How do you keep your blog about your genuine travelling experiences, while also being paid by sponsors and advertisers? Have you ever had to tell someone to back off a little?
I’d rather tell it like it is or not tell it at all. I’ve been lucky enough not to tell someone to “back off a little” as they understand they are giving support to you – your brand – and they trust what you’re going to say and want you to show what an experience is all about. I do a mix of sponsored and personal travel so it doesn’t become too skewed one way or the other.
And to wrap up in the most (almost) cliche way possible: what is the worst travelling experience you’ve ever had, and did it get better or worse with the addition of beer?
The worst travel experience I’ve ever had is way better than the best travel experience I’ve ever had in the fluorescent prison called the office! This experience was both bad and funny at the same time. I did have a death curse placed on me by a hustler when I didn’t pay him for useless advice I didn’t need, want, or ask for in the crazy Moroccan port town of Tangier. He then yelled at me and said: “I hope that my god makes your bus crash and you’re the only one who dies!”

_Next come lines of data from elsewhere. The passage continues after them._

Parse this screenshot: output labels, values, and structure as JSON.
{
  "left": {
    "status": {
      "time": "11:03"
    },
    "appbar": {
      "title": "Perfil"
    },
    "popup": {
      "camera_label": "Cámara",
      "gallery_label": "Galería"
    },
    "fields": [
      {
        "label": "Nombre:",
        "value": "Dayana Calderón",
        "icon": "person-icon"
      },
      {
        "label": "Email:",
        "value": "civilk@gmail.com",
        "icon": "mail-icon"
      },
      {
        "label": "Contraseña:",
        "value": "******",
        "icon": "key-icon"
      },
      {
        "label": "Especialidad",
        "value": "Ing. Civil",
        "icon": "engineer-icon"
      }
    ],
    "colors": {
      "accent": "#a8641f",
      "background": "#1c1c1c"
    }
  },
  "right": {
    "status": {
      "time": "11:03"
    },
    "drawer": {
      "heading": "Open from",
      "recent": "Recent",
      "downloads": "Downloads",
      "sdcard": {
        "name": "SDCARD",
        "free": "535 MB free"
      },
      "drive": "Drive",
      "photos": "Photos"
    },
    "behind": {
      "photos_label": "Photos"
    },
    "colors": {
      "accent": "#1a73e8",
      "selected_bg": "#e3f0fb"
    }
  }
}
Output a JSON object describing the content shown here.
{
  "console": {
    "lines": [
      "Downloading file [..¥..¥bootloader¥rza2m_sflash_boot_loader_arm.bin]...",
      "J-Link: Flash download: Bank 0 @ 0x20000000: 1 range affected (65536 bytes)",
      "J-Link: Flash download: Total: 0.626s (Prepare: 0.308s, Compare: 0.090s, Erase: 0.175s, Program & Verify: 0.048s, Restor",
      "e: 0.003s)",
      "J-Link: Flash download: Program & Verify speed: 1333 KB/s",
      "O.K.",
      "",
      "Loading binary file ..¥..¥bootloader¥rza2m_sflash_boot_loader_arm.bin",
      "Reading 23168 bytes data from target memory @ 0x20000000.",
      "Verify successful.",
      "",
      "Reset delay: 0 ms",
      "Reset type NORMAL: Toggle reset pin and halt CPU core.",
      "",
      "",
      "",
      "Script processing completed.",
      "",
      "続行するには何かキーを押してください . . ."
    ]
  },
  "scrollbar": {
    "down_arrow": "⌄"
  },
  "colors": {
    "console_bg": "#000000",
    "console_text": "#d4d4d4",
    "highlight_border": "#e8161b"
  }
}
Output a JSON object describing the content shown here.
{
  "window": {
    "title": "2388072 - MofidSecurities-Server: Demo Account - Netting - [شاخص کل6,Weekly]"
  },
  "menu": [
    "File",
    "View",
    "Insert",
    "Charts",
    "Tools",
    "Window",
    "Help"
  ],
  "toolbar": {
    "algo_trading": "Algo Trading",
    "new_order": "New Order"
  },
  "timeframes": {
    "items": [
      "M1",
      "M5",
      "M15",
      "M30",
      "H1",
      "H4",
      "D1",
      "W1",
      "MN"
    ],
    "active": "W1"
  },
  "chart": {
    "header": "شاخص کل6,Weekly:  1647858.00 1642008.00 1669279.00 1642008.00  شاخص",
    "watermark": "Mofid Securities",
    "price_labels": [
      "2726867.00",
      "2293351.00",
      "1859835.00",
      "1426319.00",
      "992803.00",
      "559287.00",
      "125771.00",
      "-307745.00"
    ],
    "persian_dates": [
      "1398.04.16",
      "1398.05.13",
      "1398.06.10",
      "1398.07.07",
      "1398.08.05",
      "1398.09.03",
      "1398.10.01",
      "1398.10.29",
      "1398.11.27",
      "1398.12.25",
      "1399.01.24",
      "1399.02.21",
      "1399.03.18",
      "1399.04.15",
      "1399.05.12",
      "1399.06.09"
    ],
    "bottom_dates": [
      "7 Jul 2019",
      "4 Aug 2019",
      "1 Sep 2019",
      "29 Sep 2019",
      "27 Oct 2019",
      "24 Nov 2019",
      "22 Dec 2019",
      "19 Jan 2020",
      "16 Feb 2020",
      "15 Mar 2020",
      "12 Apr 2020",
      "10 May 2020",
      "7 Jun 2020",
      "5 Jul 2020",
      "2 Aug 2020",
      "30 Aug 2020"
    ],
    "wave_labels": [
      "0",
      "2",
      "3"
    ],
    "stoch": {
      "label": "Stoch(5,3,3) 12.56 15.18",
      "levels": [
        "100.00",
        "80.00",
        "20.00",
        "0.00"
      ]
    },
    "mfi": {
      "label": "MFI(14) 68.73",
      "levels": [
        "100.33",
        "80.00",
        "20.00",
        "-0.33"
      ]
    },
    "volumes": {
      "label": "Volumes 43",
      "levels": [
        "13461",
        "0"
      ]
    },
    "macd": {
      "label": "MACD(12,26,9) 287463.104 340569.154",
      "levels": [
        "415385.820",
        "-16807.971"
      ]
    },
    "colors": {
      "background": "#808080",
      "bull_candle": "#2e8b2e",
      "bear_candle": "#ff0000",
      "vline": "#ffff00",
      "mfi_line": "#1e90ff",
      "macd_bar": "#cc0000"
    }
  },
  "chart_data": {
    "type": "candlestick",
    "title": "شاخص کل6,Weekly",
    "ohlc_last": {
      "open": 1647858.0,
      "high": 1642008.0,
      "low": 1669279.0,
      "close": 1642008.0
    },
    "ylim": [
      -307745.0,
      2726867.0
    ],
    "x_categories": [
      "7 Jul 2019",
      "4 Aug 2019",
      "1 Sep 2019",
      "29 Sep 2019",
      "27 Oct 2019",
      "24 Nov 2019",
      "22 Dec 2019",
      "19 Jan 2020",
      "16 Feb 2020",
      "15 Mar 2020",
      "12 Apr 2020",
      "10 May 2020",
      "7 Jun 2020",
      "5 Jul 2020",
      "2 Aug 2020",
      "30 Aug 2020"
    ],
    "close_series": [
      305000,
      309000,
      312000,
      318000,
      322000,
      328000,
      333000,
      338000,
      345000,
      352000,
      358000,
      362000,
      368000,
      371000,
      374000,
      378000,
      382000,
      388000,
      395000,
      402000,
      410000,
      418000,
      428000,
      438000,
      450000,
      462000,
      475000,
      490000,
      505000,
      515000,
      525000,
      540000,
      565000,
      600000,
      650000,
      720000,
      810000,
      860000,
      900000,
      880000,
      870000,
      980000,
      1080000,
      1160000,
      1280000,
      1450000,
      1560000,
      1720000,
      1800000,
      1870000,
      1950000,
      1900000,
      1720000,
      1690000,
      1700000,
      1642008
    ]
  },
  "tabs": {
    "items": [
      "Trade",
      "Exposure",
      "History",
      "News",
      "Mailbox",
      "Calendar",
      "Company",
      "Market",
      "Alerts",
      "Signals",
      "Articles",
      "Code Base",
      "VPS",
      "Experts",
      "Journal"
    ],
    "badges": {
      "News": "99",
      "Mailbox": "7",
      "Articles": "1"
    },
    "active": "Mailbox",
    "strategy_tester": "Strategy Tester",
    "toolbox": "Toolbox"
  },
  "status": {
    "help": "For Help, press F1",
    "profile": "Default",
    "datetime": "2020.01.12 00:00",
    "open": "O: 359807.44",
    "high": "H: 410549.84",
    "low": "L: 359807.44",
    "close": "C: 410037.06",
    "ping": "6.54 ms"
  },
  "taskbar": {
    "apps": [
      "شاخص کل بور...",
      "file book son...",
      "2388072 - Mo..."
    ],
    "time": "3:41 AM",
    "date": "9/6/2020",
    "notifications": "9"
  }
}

Well, it didn’t work!
Again, thank you thank you thank you.
My pleasure, anytime!
Check more out Anthony’s adventures at his blog, The Travel Tart
*This kind. Grow up.